**Exercise brief**:
Every line of the entries below that carries the string "aplikacji" should be copied.

Excerpts from an interface dataset:
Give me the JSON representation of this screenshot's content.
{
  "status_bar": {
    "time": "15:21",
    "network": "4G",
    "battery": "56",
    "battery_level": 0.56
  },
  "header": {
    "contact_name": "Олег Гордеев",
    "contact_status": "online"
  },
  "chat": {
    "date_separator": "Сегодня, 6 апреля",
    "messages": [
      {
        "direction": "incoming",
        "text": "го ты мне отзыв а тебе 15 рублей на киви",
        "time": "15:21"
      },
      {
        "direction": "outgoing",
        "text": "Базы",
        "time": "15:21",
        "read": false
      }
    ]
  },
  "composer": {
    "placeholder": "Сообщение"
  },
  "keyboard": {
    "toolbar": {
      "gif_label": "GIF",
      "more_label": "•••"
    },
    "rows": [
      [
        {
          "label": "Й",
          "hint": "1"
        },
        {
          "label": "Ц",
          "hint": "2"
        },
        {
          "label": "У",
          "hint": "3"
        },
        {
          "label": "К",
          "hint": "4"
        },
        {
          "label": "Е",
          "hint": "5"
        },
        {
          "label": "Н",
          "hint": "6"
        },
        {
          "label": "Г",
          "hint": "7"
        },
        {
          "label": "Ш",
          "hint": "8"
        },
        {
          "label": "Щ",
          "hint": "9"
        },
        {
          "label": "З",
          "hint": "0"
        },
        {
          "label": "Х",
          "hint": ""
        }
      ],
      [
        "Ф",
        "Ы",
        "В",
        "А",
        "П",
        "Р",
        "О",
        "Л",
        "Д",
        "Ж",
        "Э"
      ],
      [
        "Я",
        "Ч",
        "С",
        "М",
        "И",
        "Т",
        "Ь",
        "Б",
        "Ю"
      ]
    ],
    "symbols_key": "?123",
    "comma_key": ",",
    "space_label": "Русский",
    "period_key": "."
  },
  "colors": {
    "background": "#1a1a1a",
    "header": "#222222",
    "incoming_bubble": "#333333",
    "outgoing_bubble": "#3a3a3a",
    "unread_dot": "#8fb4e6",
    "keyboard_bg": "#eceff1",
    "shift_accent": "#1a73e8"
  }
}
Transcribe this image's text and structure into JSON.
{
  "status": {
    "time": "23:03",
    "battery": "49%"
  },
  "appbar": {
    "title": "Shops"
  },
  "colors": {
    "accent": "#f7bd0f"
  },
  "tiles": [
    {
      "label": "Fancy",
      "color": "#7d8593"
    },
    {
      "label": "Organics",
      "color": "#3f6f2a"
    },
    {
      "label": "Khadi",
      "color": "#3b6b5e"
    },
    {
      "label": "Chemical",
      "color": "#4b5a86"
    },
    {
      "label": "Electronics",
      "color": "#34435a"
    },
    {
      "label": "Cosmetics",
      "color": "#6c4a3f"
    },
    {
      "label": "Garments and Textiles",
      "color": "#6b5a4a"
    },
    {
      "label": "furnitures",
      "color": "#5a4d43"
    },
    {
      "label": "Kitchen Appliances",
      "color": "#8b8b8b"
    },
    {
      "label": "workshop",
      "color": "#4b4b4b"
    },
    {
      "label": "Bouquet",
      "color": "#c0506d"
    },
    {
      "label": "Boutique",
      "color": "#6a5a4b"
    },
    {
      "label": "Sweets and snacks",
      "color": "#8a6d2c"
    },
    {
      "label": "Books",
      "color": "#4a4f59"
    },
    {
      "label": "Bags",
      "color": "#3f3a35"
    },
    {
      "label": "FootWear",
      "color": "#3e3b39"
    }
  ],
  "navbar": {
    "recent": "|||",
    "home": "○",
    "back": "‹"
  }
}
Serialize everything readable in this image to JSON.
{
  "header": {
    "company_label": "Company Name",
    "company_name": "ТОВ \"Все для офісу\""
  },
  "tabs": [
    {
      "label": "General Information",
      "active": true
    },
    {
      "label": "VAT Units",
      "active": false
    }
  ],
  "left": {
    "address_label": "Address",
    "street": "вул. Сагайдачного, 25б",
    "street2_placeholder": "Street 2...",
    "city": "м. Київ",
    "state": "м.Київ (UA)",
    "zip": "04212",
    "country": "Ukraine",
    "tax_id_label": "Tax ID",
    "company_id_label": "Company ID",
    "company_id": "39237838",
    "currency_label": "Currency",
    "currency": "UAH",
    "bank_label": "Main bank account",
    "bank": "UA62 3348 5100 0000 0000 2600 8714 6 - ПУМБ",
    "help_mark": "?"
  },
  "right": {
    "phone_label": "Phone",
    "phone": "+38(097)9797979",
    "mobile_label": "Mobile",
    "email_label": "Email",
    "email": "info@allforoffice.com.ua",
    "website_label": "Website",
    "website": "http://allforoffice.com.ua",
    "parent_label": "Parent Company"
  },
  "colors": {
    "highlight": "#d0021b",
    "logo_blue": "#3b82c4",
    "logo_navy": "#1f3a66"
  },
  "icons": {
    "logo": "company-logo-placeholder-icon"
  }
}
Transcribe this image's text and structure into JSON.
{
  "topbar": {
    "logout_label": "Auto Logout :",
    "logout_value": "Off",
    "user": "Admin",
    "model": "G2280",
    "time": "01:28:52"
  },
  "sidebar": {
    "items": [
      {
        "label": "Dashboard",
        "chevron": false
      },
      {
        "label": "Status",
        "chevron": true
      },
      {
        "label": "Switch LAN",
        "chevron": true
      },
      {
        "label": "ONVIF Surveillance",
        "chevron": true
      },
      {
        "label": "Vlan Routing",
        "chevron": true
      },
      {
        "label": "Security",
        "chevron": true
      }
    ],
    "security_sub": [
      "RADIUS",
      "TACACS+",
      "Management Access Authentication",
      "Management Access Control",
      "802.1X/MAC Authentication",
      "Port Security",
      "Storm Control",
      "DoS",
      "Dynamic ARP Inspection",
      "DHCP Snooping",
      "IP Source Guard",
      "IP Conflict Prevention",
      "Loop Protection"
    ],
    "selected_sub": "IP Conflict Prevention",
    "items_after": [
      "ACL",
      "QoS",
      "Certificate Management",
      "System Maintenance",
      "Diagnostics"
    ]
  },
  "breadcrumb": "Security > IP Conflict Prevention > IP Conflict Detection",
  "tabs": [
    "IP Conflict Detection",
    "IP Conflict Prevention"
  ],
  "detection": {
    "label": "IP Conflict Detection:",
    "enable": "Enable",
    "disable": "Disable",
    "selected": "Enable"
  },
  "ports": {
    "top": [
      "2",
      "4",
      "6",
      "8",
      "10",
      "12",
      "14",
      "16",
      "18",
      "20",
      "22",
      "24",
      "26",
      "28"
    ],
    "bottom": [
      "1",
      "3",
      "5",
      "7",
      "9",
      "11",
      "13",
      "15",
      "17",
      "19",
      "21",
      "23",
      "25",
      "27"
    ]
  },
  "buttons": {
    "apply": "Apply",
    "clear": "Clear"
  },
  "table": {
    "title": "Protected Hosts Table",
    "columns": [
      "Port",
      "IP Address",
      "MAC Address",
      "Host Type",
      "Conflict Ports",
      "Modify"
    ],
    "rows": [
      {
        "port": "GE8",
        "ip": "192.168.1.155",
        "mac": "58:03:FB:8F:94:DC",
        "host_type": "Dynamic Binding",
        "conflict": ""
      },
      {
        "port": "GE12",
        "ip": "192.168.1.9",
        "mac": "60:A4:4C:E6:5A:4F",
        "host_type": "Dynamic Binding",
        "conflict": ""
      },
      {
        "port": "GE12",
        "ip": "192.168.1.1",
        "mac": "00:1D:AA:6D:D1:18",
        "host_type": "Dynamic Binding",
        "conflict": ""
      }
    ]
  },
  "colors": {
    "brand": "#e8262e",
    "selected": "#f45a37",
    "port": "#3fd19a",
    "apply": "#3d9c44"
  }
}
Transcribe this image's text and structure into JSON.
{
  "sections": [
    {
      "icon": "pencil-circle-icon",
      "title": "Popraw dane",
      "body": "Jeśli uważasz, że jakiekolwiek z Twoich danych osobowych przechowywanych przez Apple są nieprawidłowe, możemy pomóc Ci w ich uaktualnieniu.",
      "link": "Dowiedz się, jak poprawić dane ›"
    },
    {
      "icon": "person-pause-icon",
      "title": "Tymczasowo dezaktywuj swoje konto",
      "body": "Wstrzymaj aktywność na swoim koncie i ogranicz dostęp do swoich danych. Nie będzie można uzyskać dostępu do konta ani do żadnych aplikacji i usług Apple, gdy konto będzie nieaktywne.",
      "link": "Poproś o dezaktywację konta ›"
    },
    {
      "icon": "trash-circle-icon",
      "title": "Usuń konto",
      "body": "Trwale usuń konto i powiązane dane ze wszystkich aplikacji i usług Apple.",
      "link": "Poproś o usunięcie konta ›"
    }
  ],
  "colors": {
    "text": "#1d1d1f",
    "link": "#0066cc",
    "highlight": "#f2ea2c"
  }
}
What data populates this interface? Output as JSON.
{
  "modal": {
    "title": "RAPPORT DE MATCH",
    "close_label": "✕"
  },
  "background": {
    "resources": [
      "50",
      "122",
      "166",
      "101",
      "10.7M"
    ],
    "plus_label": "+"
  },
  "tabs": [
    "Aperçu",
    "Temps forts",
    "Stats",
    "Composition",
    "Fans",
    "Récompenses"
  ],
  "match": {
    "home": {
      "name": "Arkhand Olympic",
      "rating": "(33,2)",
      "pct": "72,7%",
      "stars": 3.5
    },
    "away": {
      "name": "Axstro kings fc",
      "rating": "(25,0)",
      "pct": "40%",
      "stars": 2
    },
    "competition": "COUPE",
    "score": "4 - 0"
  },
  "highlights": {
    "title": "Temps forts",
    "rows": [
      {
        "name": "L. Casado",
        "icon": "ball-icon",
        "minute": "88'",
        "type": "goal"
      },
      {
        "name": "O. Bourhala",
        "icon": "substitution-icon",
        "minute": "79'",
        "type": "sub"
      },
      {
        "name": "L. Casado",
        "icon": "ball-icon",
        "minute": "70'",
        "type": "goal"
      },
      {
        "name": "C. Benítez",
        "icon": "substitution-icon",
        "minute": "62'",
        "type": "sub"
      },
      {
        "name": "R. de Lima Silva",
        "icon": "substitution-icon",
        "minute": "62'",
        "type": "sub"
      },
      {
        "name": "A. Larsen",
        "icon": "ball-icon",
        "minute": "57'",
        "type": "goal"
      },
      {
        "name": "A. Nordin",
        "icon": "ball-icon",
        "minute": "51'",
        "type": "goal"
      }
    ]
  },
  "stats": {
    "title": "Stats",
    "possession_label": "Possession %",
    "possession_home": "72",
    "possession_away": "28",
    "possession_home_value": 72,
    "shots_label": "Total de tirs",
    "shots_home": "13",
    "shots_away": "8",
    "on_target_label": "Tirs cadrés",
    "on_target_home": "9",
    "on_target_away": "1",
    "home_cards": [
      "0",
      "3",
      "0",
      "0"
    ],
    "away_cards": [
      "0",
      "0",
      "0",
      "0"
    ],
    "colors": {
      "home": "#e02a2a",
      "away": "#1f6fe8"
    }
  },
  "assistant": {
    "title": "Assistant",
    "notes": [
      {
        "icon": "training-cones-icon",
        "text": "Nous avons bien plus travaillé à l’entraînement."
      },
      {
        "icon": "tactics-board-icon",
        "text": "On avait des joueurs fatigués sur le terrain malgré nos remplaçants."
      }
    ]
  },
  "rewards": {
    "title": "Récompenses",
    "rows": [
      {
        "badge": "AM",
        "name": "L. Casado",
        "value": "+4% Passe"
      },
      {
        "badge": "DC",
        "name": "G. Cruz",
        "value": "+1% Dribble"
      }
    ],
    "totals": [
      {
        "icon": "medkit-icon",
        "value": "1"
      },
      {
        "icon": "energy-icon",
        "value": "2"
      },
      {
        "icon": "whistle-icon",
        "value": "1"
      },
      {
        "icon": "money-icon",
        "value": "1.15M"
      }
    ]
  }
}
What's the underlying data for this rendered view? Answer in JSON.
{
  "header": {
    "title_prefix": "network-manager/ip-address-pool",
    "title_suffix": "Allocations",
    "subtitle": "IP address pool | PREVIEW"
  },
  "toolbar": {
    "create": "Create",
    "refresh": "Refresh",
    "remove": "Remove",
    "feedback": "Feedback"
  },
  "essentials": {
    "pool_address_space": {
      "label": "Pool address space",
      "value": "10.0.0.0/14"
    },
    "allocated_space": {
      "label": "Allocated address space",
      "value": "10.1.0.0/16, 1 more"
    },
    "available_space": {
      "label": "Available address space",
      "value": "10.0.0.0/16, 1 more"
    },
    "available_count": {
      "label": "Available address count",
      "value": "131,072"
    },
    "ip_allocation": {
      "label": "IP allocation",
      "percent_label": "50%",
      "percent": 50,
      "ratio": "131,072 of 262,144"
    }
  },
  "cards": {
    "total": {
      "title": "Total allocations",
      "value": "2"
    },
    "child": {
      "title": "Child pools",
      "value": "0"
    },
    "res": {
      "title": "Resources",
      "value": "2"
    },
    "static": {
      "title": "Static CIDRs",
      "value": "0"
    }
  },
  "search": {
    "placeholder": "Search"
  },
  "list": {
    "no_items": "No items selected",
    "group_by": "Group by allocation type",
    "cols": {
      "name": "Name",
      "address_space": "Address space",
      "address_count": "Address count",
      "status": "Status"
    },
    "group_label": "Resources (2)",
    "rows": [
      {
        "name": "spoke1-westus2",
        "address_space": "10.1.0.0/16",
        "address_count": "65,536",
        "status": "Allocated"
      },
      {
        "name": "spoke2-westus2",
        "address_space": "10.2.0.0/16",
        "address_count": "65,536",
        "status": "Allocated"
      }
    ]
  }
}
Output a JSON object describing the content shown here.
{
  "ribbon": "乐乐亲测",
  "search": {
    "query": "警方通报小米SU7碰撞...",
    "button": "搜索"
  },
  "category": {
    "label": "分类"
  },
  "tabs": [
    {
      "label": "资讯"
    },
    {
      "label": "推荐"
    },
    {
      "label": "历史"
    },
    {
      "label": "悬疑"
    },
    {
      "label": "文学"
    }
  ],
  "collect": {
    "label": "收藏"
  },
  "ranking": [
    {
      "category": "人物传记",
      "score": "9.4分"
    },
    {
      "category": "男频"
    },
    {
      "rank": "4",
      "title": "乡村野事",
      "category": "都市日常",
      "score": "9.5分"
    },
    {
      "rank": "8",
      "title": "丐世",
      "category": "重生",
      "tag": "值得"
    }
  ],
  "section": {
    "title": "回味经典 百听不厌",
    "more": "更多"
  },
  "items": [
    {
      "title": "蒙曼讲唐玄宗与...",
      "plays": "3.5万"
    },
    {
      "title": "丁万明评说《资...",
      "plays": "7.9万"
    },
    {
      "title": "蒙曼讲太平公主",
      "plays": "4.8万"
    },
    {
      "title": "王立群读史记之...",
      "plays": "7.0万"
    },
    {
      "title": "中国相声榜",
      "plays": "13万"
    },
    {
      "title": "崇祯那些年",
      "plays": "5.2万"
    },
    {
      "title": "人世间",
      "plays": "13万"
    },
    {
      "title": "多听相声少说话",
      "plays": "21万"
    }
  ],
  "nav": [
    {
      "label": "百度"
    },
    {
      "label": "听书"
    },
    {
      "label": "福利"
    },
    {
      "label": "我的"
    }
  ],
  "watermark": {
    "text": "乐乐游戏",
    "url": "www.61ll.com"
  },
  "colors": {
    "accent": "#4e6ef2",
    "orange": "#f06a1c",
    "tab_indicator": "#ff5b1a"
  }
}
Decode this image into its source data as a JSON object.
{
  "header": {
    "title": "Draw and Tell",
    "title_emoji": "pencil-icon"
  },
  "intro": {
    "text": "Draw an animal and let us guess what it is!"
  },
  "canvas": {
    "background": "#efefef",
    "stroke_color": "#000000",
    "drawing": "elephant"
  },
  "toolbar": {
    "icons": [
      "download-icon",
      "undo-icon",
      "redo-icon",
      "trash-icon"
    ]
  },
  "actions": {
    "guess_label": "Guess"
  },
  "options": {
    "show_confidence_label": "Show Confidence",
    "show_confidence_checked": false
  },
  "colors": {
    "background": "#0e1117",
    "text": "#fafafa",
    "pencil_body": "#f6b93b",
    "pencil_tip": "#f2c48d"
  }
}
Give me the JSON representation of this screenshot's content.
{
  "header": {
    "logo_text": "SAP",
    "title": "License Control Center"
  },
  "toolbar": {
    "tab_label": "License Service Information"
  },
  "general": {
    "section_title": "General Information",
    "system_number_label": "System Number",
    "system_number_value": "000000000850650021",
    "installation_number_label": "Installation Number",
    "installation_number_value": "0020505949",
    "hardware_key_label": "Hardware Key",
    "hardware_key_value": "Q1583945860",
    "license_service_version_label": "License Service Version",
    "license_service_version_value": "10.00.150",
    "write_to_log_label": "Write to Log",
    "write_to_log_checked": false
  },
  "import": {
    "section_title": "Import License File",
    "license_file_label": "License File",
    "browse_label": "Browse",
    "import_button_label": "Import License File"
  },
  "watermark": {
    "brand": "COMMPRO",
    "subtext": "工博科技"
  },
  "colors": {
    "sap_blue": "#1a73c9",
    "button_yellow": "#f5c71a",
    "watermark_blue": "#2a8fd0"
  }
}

**Exercise output**:
      "body": "Wstrzymaj aktywność na swoim koncie i ogranicz dostęp do swoich danych. Nie będzie można uzyskać dostępu do konta ani do żadnych aplikacji i usług Apple, gdy konto będzie nieaktywne.",
      "body": "Trwale usuń konto i powiązane dane ze wszystkich aplikacji i usług Apple.",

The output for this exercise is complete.